             Regression analyses tested the influence of genotype,
             physical discipline, and their interaction on externalizing
             behavior, and its subscales, delinquency and
             aggression.<h4>Results</h4>We found a significant
             interaction effect between genotype and physical discipline
             on levels of delinquent behavior. Similar trends were
             observed for aggression and overall externalizing behavior,
             although these did not reach statistical significance. Main
             effects of physical discipline held for all outcome
             variables, and no main effects held for genotype.<h4>Conclusion</h4>The
             adverse consequences of physical discipline on forms of
             externalizing behavior are exacerbated by an underlying
             biological risk conferred by MAOA genotype.},
   Doi = {10.1111/j.1469-7610.2009.02196.x},
   Key = {fds272045}

   Author = {Latendresse, SJ and Bates, JE and Goodnight, JA and Lansford, JE and Budde, JP and Goate, A and Dodge, KA and Pettit, GS and Dick,
   Title = {Differential susceptibility to adolescent externalizing
             trajectories: examining the interplay between CHRM2 and peer
             group antisocial behavior.},
   Journal = {Child Development},
   Volume = {82},
   Number = {6},
   Pages = {1797-1814},
   Year = {2011},
   Month = {November},
   ISSN = {0009-3920},
   url = {},
   Abstract = {The present study characterized prototypical patterns of
             development in self-reported externalizing behavior, between
             12 and 22 years of age, within a community sample of 452
             genotyped individuals. A Caucasian subset (n = 378) was then
             examined to determine whether their probabilities of
             displaying discrete trajectories were differentially
             associated with CHRM2, a gene implicated in self-regulatory
             processes across a range of externalizing behaviors, and if
             affiliating with antisocial peers moderated these
             associations.
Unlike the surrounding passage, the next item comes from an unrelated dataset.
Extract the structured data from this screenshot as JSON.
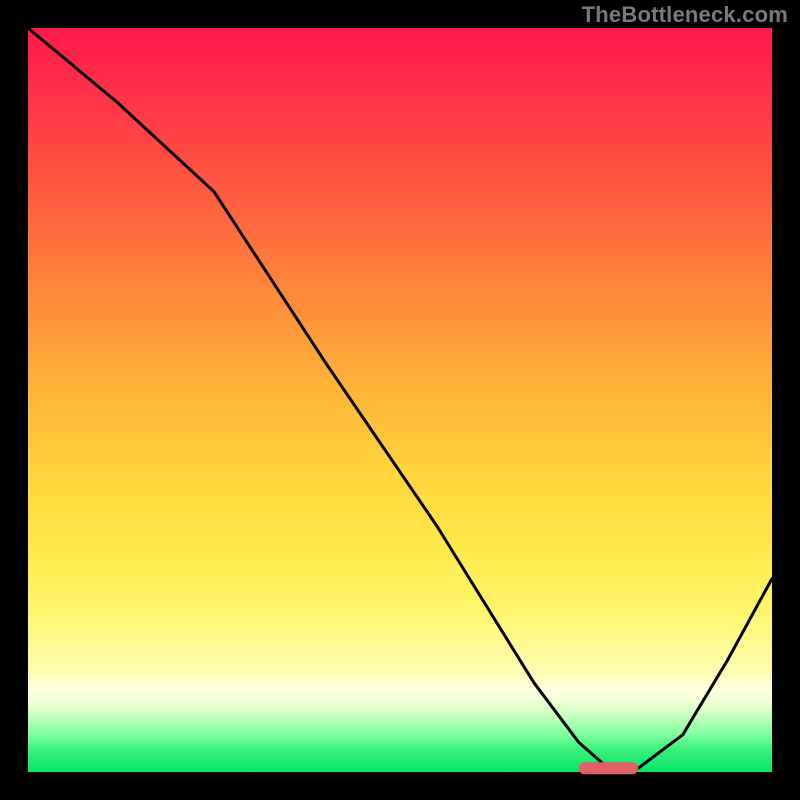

Findings indicate that relative to a normative
             "lower risk" externalizing trajectory, likelihood of
             membership in two "higher risk" trajectories increased with
             each additional copy of the minor allelic variant at CHRM2,
             and that this association was exacerbated among those
             exposed to higher levels of peer group antisocial
   Doi = {10.1111/j.1467-8624.2011.01640.x},
   Key = {fds272028}

%% Book Reviews   
   Author = {Dodge, K.A.},
   Title = {Book review: The Handbook of Clinical Child Neuropsychology,
             3rd edition},
   Journal = {Journal of Clinical Psychiatry},
   Volume = {72},
   Number = {5},
   Pages = {726},
   Editor = {Edited by Cecil R. Reynolds and Elaine Fletcher-Janzen},
   Year = {2010},
   Key = {fds219663}